Glacier Bay National Park Preserve is highly regulated to help preserve the wilderness for the many animals that live there. It is permitted (up to 7 consecutive days) and only about 30 private boats and 2 cruise ships are allowed in each day. There are designated "whale waters" near the entrance where boaters have to stay one mile off shore. There are also other inlet closures and distance restrictions from various islands to allow for the seals, sea lions and birds to inhabit the land without disturbance. On Thursday morning, we went to be mandatory boaters information seminar at the ranger station and my dad and I walked around the lodge area while Kevin went to Gustavus, a small town nearby, to pickup a package at the post office.

It was cloudy and we couldn't see much, so we decided to anchor in a bay about 20 miles away. We entered North Finger Cove first to look for a good anchorage, but were having trouble finding somewhere that was shallow enough, but not too shallow. Just when we were giving up to move on to another bay, we spotted two large grizzles on the beach. As we watched, we saw a grey wolf approach one of the grizzlies and challenged it several times. We weren't sure what they were fighting over, and they soon moved out our view, so we couldn't see what ended up happening, but it was very cool to watch (from the safe distance of the boat!). It was a reminder of how truly wild it is there! We then moved on to find anchorage in South Fingers Cove where it was a little shallower.

It rained and was foggy all day on Friday. We were beginning to wonder what the hype was about this place, having not really been able to see any of the surrounding terrain. We anchored in a bay called Blue Mouse Cove and hung out for the afternoon while the weather persisted. Finally, on Saturday morning, the clouds lifted and we could see the many tall mountains that surrounded the bay. In the distance I could see snowy peaks that ranged from 6,000'-15,000'. We headed out and at one point my dad pointed out that there was a grizzly swimming in the water! We stopped the boat so it could continue on, but that's certainly not something you see everyday!

It was a great glacier viewing day, so we went up Tarr Inlet and got to see the Margerie Glacier. We sat there for a while while the glacier cracked and made sounds, just waiting to see it calf off, but it never did. We them moved on to the Johns Hopkins Inlet and saw the glacier ther as well. We couldn't get very close due to thick ice and hundreds of seals hanging out in the ice! We then found anchorage in Reid Inlet, which at its base has a non-tidewater glacier. It's a shallow bay so we were able to anchor right at the base next to the glacier. That evening, Kevin and I took the dinghy over and did some exploring on and around the glacier.

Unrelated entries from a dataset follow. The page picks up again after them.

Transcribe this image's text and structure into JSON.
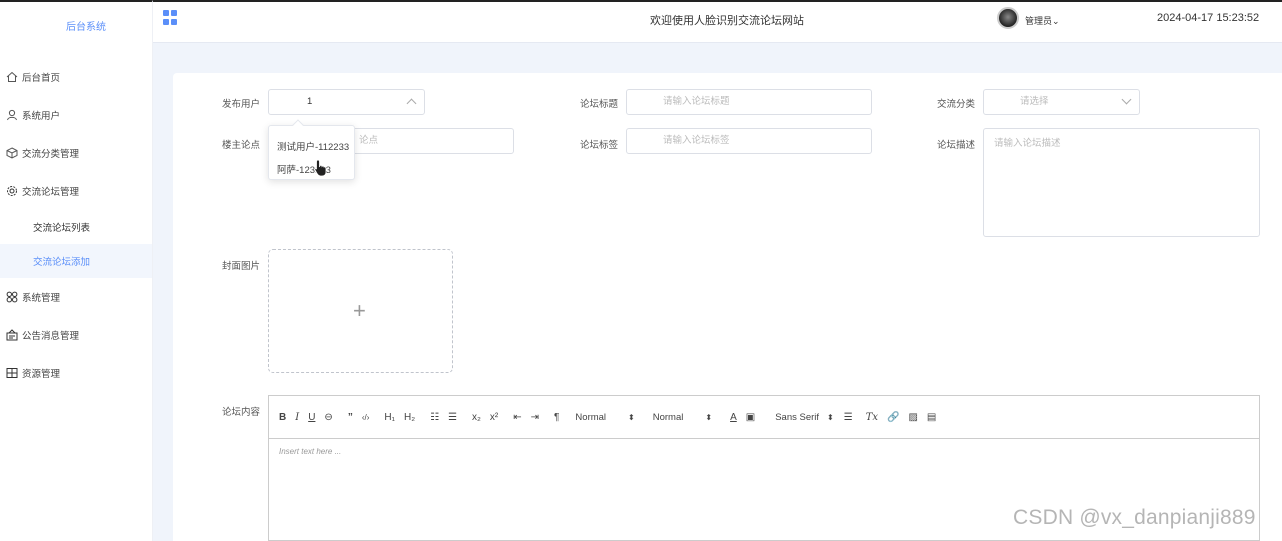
{
  "sidebar": {
    "brand": "后台系统",
    "items": [
      {
        "label": "后台首页",
        "icon": "home-icon"
      },
      {
        "label": "系统用户",
        "icon": "user-icon"
      },
      {
        "label": "交流分类管理",
        "icon": "cube-icon"
      },
      {
        "label": "交流论坛管理",
        "icon": "gear-icon"
      },
      {
        "label": "系统管理",
        "icon": "apps-icon"
      },
      {
        "label": "公告消息管理",
        "icon": "notice-icon"
      },
      {
        "label": "资源管理",
        "icon": "grid-icon"
      }
    ],
    "subitems": [
      {
        "label": "交流论坛列表"
      },
      {
        "label": "交流论坛添加"
      }
    ]
  },
  "header": {
    "title": "欢迎使用人脸识别交流论坛网站",
    "user": "管理员",
    "datetime": "2024-04-17 15:23:52"
  },
  "form": {
    "publisher": {
      "label": "发布用户",
      "value": "1"
    },
    "forum_title": {
      "label": "论坛标题",
      "placeholder": "请输入论坛标题"
    },
    "category": {
      "label": "交流分类",
      "placeholder": "请选择"
    },
    "thread_point": {
      "label": "楼主论点",
      "placeholder": "论点"
    },
    "forum_tag": {
      "label": "论坛标签",
      "placeholder": "请输入论坛标签"
    },
    "forum_desc": {
      "label": "论坛描述",
      "placeholder": "请输入论坛描述"
    },
    "cover": {
      "label": "封面图片"
    },
    "content": {
      "label": "论坛内容",
      "placeholder": "Insert text here ..."
    }
  },
  "dropdown": {
    "options": [
      "测试用户-112233",
      "阿萨-123123"
    ]
  },
  "editor_toolbar": {
    "h1": "H₁",
    "h2": "H₂",
    "sub": "x₂",
    "sup": "x²",
    "size_picker": "Normal",
    "header_picker": "Normal",
    "font_picker": "Sans Serif"
  },
  "watermark": "CSDN @vx_danpianji889",
  "colors": {
    "accent": "#5b8ff9",
    "background": "#f0f4fb"
  }
}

Sunday, the fog returned and the drizzle started up again. We had a lazy morning and went for a walk on the beach. We then headed over to an anchorage in North Sandy Cove on the east side of Glacier Bay. With whale spouts all over in the distance, we headed out on Monday morning, back toward Bartlett Cove. My dad and I flew out from the small airport in Gustavus to Juneau yesterday afternoon. It was the fastest, most scenic flight I have ever taken- 12 minutes from takeoff to landing!

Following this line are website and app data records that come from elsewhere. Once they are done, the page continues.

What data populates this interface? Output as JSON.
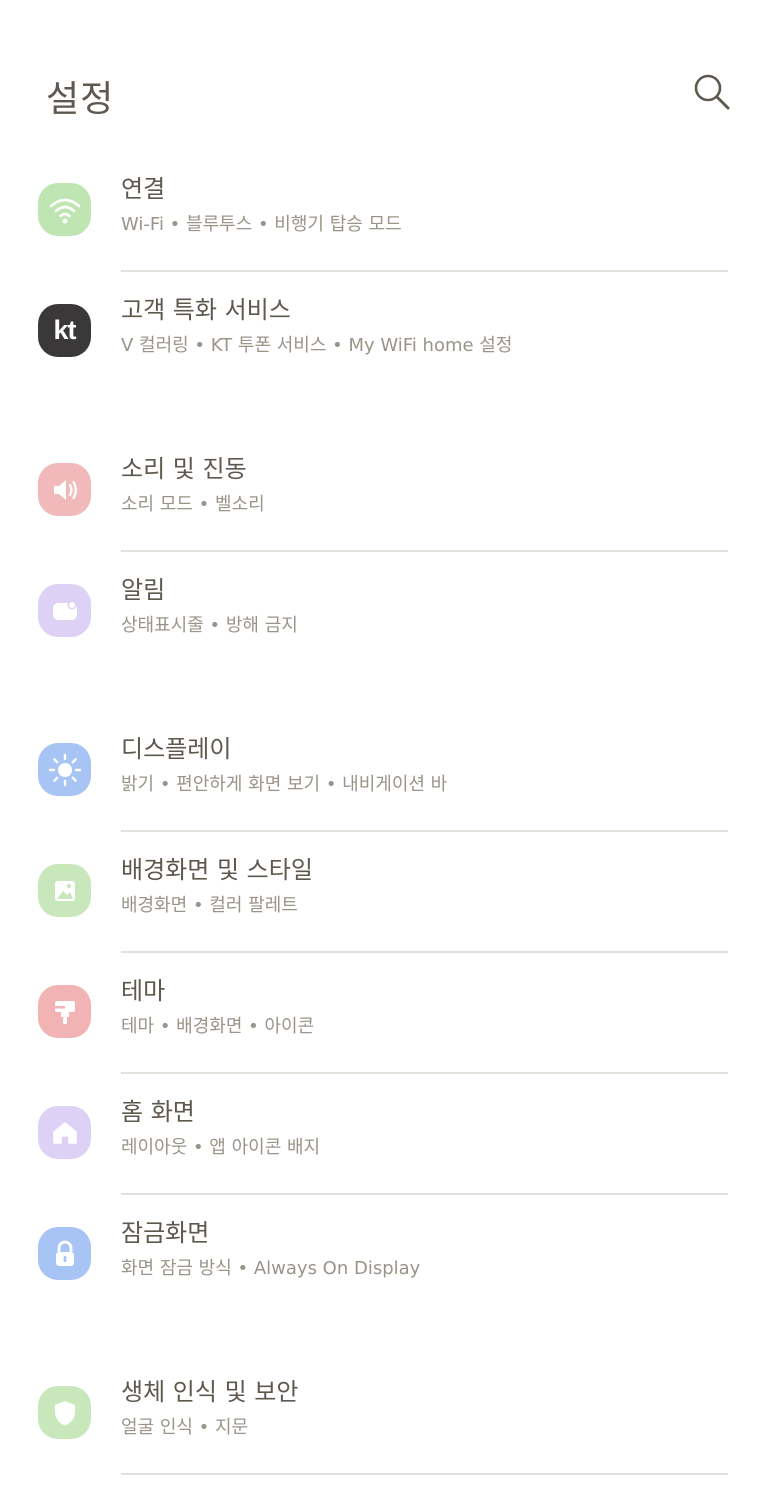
{
  "header": {
    "title": "설정",
    "search_icon": "search-icon"
  },
  "items": [
    {
      "label": "연결",
      "sub": "Wi-Fi  •  블루투스  •  비행기 탑승 모드",
      "icon": "wifi-icon",
      "color": "#bfe6b2"
    },
    {
      "label": "고객 특화 서비스",
      "sub": "V 컬러링  •  KT 투폰 서비스  •  My WiFi home 설정",
      "icon": "kt-logo-icon",
      "color": "#3a3838"
    },
    {
      "label": "소리 및 진동",
      "sub": "소리 모드  •  벨소리",
      "icon": "speaker-icon",
      "color": "#f1b9b9"
    },
    {
      "label": "알림",
      "sub": "상태표시줄  •  방해 금지",
      "icon": "notification-icon",
      "color": "#ddd1f5"
    },
    {
      "label": "디스플레이",
      "sub": "밝기  •  편안하게 화면 보기  •  내비게이션 바",
      "icon": "brightness-icon",
      "color": "#a8c4f5"
    },
    {
      "label": "배경화면 및 스타일",
      "sub": "배경화면  •  컬러 팔레트",
      "icon": "wallpaper-icon",
      "color": "#c8e8bc"
    },
    {
      "label": "테마",
      "sub": "테마  •  배경화면  •  아이콘",
      "icon": "paint-brush-icon",
      "color": "#f1b3b3"
    },
    {
      "label": "홈 화면",
      "sub": "레이아웃  •  앱 아이콘 배지",
      "icon": "home-icon",
      "color": "#ddd1f5"
    },
    {
      "label": "잠금화면",
      "sub": "화면 잠금 방식  •  Always On Display",
      "icon": "lock-icon",
      "color": "#a8c4f5"
    },
    {
      "label": "생체 인식 및 보안",
      "sub": "얼굴 인식  •  지문",
      "icon": "shield-icon",
      "color": "#c8e8bc"
    }
  ]
}
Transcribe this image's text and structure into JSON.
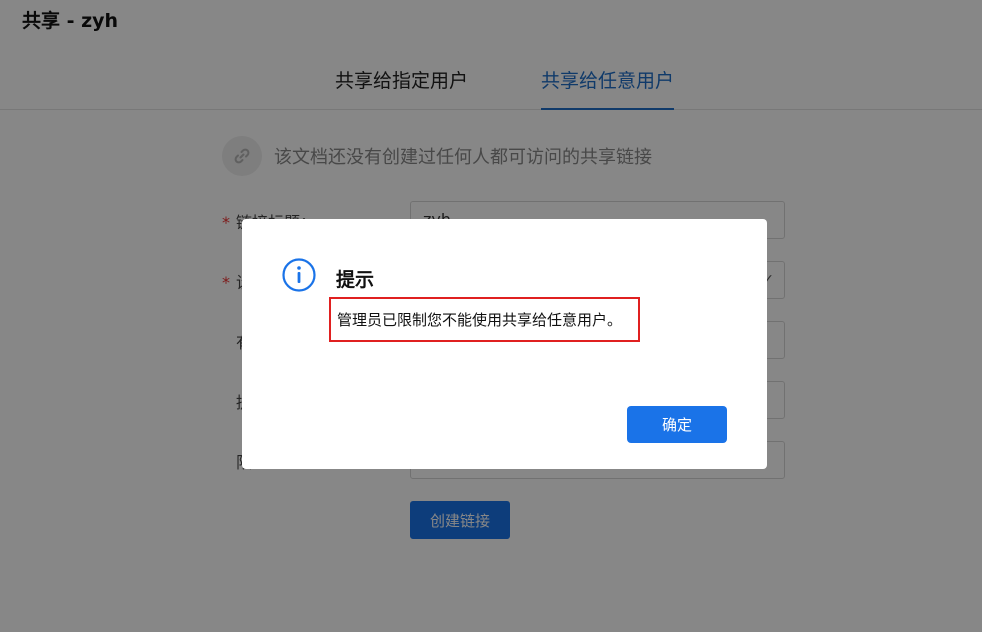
{
  "window": {
    "title": "共享 - zyh"
  },
  "tabs": [
    {
      "label": "共享给指定用户",
      "active": false
    },
    {
      "label": "共享给任意用户",
      "active": true
    }
  ],
  "notice": {
    "icon": "link-icon",
    "text": "该文档还没有创建过任何人都可访问的共享链接"
  },
  "form": {
    "link_title": {
      "label": "链接标题：",
      "value": "zyh",
      "required": true
    },
    "row2": {
      "label": "设",
      "required": true
    },
    "row3": {
      "label": "有"
    },
    "row4": {
      "label": "提"
    },
    "row5": {
      "label": "限"
    },
    "create_button": "创建链接"
  },
  "dialog": {
    "icon": "info-icon",
    "title": "提示",
    "message": "管理员已限制您不能使用共享给任意用户。",
    "ok_button": "确定"
  },
  "colors": {
    "accent": "#1a73e8",
    "highlight_border": "#e02020"
  }
}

We left Kevin in Bartlett Cove to continue on his journey as he explores the northern part of southeast Alaska and then heads back down the coast toward Seattle. He will take the next two months or to complete his adventure, meeting up with friends and his dad along the way. With that, I will have to pass the blog off to him so he can keep you updated on his journey! I can't wait to hear about his adventures traveling, at times solo, aboard Antoinette!